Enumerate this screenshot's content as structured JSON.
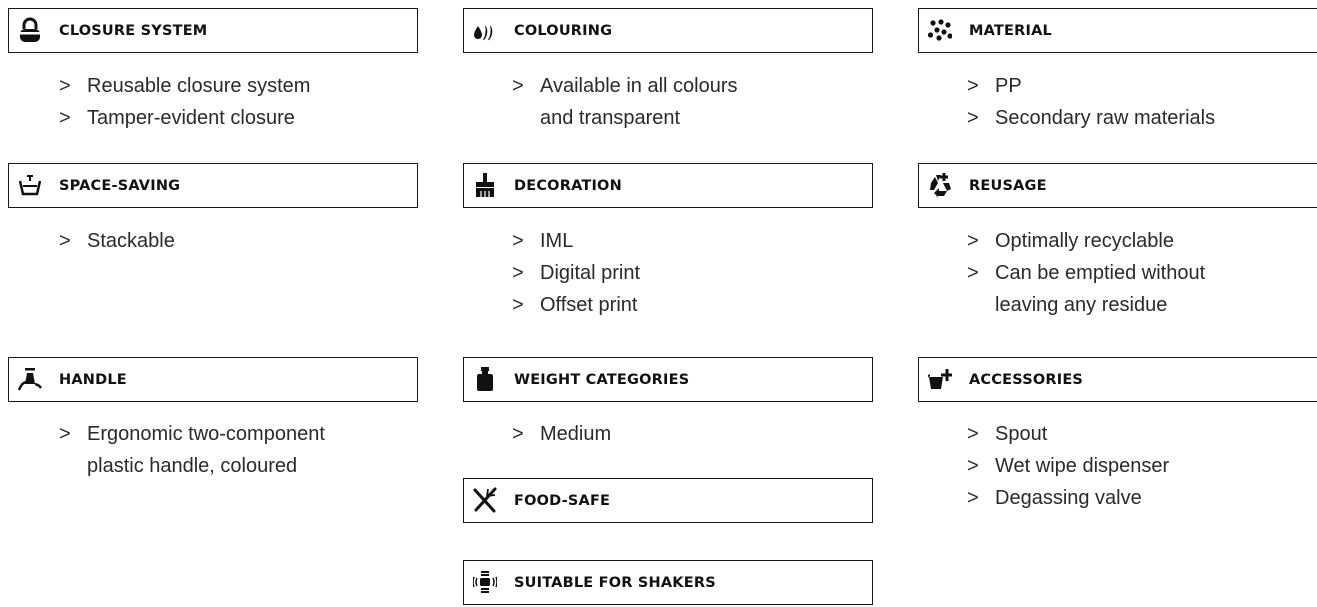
{
  "sections": {
    "closure": {
      "title": "CLOSURE SYSTEM",
      "icon": "padlock-icon",
      "items": [
        "Reusable closure system",
        "Tamper-evident closure"
      ]
    },
    "colouring": {
      "title": "COLOURING",
      "icon": "drops-icon",
      "items": [
        "Available in all colours",
        "and transparent"
      ]
    },
    "material": {
      "title": "MATERIAL",
      "icon": "granules-icon",
      "items": [
        "PP",
        "Secondary raw materials"
      ]
    },
    "space": {
      "title": "SPACE-SAVING",
      "icon": "stack-icon",
      "items": [
        "Stackable"
      ]
    },
    "decoration": {
      "title": "DECORATION",
      "icon": "brush-icon",
      "items": [
        "IML",
        "Digital print",
        "Offset print"
      ]
    },
    "reusage": {
      "title": "REUSAGE",
      "icon": "recycle-icon",
      "items": [
        "Optimally recyclable",
        "Can be emptied without",
        "leaving any residue"
      ]
    },
    "handle": {
      "title": "HANDLE",
      "icon": "hand-carry-icon",
      "items": [
        "Ergonomic two-component",
        "plastic handle, coloured"
      ]
    },
    "weight": {
      "title": "WEIGHT CATEGORIES",
      "icon": "weight-icon",
      "items": [
        "Medium"
      ]
    },
    "accessories": {
      "title": "ACCESSORIES",
      "icon": "bucket-plus-icon",
      "items": [
        "Spout",
        "Wet wipe dispenser",
        "Degassing valve"
      ]
    },
    "foodsafe": {
      "title": "FOOD-SAFE",
      "icon": "cutlery-icon"
    },
    "shakers": {
      "title": "SUITABLE FOR SHAKERS",
      "icon": "vibration-icon"
    }
  }
}
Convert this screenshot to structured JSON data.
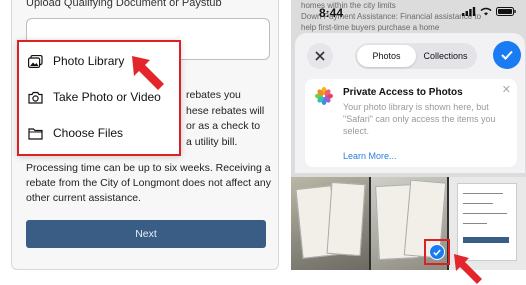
{
  "left": {
    "upload_label": "Upload Qualifying Document or Paystub",
    "menu": [
      {
        "label": "Photo Library",
        "icon": "photo-library-icon"
      },
      {
        "label": "Take Photo or Video",
        "icon": "camera-icon"
      },
      {
        "label": "Choose Files",
        "icon": "folder-icon"
      }
    ],
    "paragraph_fragment": [
      "rebates you",
      "hese rebates will",
      "or as a check to",
      "a utility bill."
    ],
    "processing_text": "Processing time can be up to six weeks. Receiving a rebate from the City of Longmont does not affect any other current assistance.",
    "next_button": "Next"
  },
  "right": {
    "background_text": "homes within the city limits\nDown Payment Assistance: Financial assistance to\nhelp first-time buyers purchase a home",
    "status_time": "8:44",
    "tabs": [
      {
        "label": "Photos",
        "active": true
      },
      {
        "label": "Collections",
        "active": false
      }
    ],
    "info": {
      "title": "Private Access to Photos",
      "body": "Your photo library is shown here, but \"Safari\" can only access the items you select.",
      "link": "Learn More..."
    }
  },
  "colors": {
    "highlight_red": "#d92126",
    "ios_blue": "#1a7cf2",
    "next_button_bg": "#3a5d86"
  }
}
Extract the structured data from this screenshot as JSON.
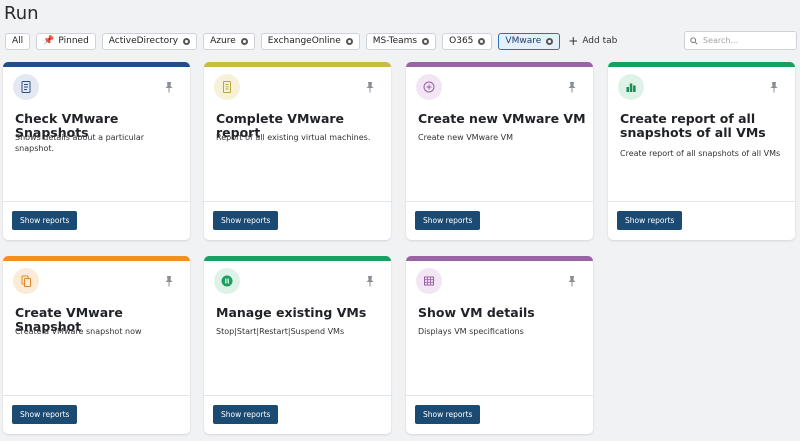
{
  "page": {
    "title": "Run"
  },
  "tabs": [
    {
      "label": "All",
      "closable": false,
      "active": false
    },
    {
      "label": "Pinned",
      "closable": false,
      "active": false,
      "pinned": true
    },
    {
      "label": "ActiveDirectory",
      "closable": true,
      "active": false
    },
    {
      "label": "Azure",
      "closable": true,
      "active": false
    },
    {
      "label": "ExchangeOnline",
      "closable": true,
      "active": false
    },
    {
      "label": "MS-Teams",
      "closable": true,
      "active": false
    },
    {
      "label": "O365",
      "closable": true,
      "active": false
    },
    {
      "label": "VMware",
      "closable": true,
      "active": true
    }
  ],
  "add_tab_label": "Add tab",
  "search": {
    "placeholder": "Search..."
  },
  "cards": [
    {
      "title": "Check VMware Snapshots",
      "description": "Shows details about a particular snapshot.",
      "accent": "#1f4e8f",
      "icon_bg": "#e3e8f2",
      "icon_color": "#2b4f86",
      "icon": "report-list-icon",
      "button": "Show reports"
    },
    {
      "title": "Complete VMware report",
      "description": "Report of all existing virtual machines.",
      "accent": "#c9bc45",
      "icon_bg": "#f6f1d8",
      "icon_color": "#b9a93b",
      "icon": "document-icon",
      "button": "Show reports"
    },
    {
      "title": "Create new VMware VM",
      "description": "Create new VMware VM",
      "accent": "#9a63a6",
      "icon_bg": "#f3e6f4",
      "icon_color": "#9a5ea8",
      "icon": "plus-circle-icon",
      "button": "Show reports"
    },
    {
      "title": "Create report of all snapshots of all VMs",
      "description": "Create report of all snapshots of all VMs",
      "accent": "#17a060",
      "icon_bg": "#dff2e7",
      "icon_color": "#1b8a55",
      "icon": "bar-chart-icon",
      "button": "Show reports"
    },
    {
      "title": "Create VMware Snapshot",
      "description": "Create a VMware snapshot now",
      "accent": "#f0901e",
      "icon_bg": "#fcebd6",
      "icon_color": "#e0862a",
      "icon": "copy-icon",
      "button": "Show reports"
    },
    {
      "title": "Manage existing VMs",
      "description": "Stop|Start|Restart|Suspend VMs",
      "accent": "#17a060",
      "icon_bg": "#dff2e7",
      "icon_color": "#1aa05c",
      "icon": "pause-icon",
      "button": "Show reports"
    },
    {
      "title": "Show VM details",
      "description": "Displays VM specifications",
      "accent": "#9a63a6",
      "icon_bg": "#f3e6f4",
      "icon_color": "#9a5ea8",
      "icon": "table-icon",
      "button": "Show reports"
    }
  ]
}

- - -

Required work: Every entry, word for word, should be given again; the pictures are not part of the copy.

Answer box:
Enumerate this screenshot's content as structured JSON.
{
  "sections": {
    "closure": {
      "title": "CLOSURE SYSTEM",
      "icon": "padlock-icon",
      "items": [
        "Reusable closure system",
        "Tamper-evident closure"
      ]
    },
    "colouring": {
      "title": "COLOURING",
      "icon": "drops-icon",
      "items": [
        "Available in all colours",
        "and transparent"
      ]
    },
    "material": {
      "title": "MATERIAL",
      "icon": "granules-icon",
      "items": [
        "PP",
        "Secondary raw materials"
      ]
    },
    "space": {
      "title": "SPACE-SAVING",
      "icon": "stack-icon",
      "items": [
        "Stackable"
      ]
    },
    "decoration": {
      "title": "DECORATION",
      "icon": "brush-icon",
      "items": [
        "IML",
        "Digital print",
        "Offset print"
      ]
    },
    "reusage": {
      "title": "REUSAGE",
      "icon": "recycle-icon",
      "items": [
        "Optimally recyclable",
        "Can be emptied without",
        "leaving any residue"
      ]
    },
    "handle": {
      "title": "HANDLE",
      "icon": "hand-carry-icon",
      "items": [
        "Ergonomic two-component",
        "plastic handle, coloured"
      ]
    },
    "weight": {
      "title": "WEIGHT CATEGORIES",
      "icon": "weight-icon",
      "items": [
        "Medium"
      ]
    },
    "accessories": {
      "title": "ACCESSORIES",
      "icon": "bucket-plus-icon",
      "items": [
        "Spout",
        "Wet wipe dispenser",
        "Degassing valve"
      ]
    },
    "foodsafe": {
      "title": "FOOD-SAFE",
      "icon": "cutlery-icon"
    },
    "shakers": {
      "title": "SUITABLE FOR SHAKERS",
      "icon": "vibration-icon"
    }
  }
}
Convert this screenshot to structured JSON data.
{
  "left": {
    "upload_label": "Upload Qualifying Document or Paystub",
    "menu": [
      {
        "label": "Photo Library",
        "icon": "photo-library-icon"
      },
      {
        "label": "Take Photo or Video",
        "icon": "camera-icon"
      },
      {
        "label": "Choose Files",
        "icon": "folder-icon"
      }
    ],
    "paragraph_fragment": [
      "rebates you",
      "hese rebates will",
      "or as a check to",
      "a utility bill."
    ],
    "processing_text": "Processing time can be up to six weeks. Receiving a rebate from the City of Longmont does not affect any other current assistance.",
    "next_button": "Next"
  },
  "right": {
    "background_text": "homes within the city limits\nDown Payment Assistance: Financial assistance to\nhelp first-time buyers purchase a home",
    "status_time": "8:44",
    "tabs": [
      {
        "label": "Photos",
        "active": true
      },
      {
        "label": "Collections",
        "active": false
      }
    ],
    "info": {
      "title": "Private Access to Photos",
      "body": "Your photo library is shown here, but \"Safari\" can only access the items you select.",
      "link": "Learn More..."
    }
  },
  "colors": {
    "highlight_red": "#d92126",
    "ios_blue": "#1a7cf2",
    "next_button_bg": "#3a5d86"
  }
}
Extract the structured data from this screenshot as JSON.
{
  "page": {
    "title": "Run"
  },
  "tabs": [
    {
      "label": "All",
      "closable": false,
      "active": false
    },
    {
      "label": "Pinned",
      "closable": false,
      "active": false,
      "pinned": true
    },
    {
      "label": "ActiveDirectory",
      "closable": true,
      "active": false
    },
    {
      "label": "Azure",
      "closable": true,
      "active": false
    },
    {
      "label": "ExchangeOnline",
      "closable": true,
      "active": false
    },
    {
      "label": "MS-Teams",
      "closable": true,
      "active": false
    },
    {
      "label": "O365",
      "closable": true,
      "active": false
    },
    {
      "label": "VMware",
      "closable": true,
      "active": true
    }
  ],
  "add_tab_label": "Add tab",
  "search": {
    "placeholder": "Search..."
  },
  "cards": [
    {
      "title": "Check VMware Snapshots",
      "description": "Shows details about a particular snapshot.",
      "accent": "#1f4e8f",
      "icon_bg": "#e3e8f2",
      "icon_color": "#2b4f86",
      "icon": "report-list-icon",
      "button": "Show reports"
    },
    {
      "title": "Complete VMware report",
      "description": "Report of all existing virtual machines.",
      "accent": "#c9bc45",
      "icon_bg": "#f6f1d8",
      "icon_color": "#b9a93b",
      "icon": "document-icon",
      "button": "Show reports"
    },
    {
      "title": "Create new VMware VM",
      "description": "Create new VMware VM",
      "accent": "#9a63a6",
      "icon_bg": "#f3e6f4",
      "icon_color": "#9a5ea8",
      "icon": "plus-circle-icon",
      "button": "Show reports"
    },
    {
      "title": "Create report of all snapshots of all VMs",
      "description": "Create report of all snapshots of all VMs",
      "accent": "#17a060",
      "icon_bg": "#dff2e7",
      "icon_color": "#1b8a55",
      "icon": "bar-chart-icon",
      "button": "Show reports"
    },
    {
      "title": "Create VMware Snapshot",
      "description": "Create a VMware snapshot now",
      "accent": "#f0901e",
      "icon_bg": "#fcebd6",
      "icon_color": "#e0862a",
      "icon": "copy-icon",
      "button": "Show reports"
    },
    {
      "title": "Manage existing VMs",
      "description": "Stop|Start|Restart|Suspend VMs",
      "accent": "#17a060",
      "icon_bg": "#dff2e7",
      "icon_color": "#1aa05c",
      "icon": "pause-icon",
      "button": "Show reports"
    },
    {
      "title": "Show VM details",
      "description": "Displays VM specifications",
      "accent": "#9a63a6",
      "icon_bg": "#f3e6f4",
      "icon_color": "#9a5ea8",
      "icon": "table-icon",
      "button": "Show reports"
    }
  ]
}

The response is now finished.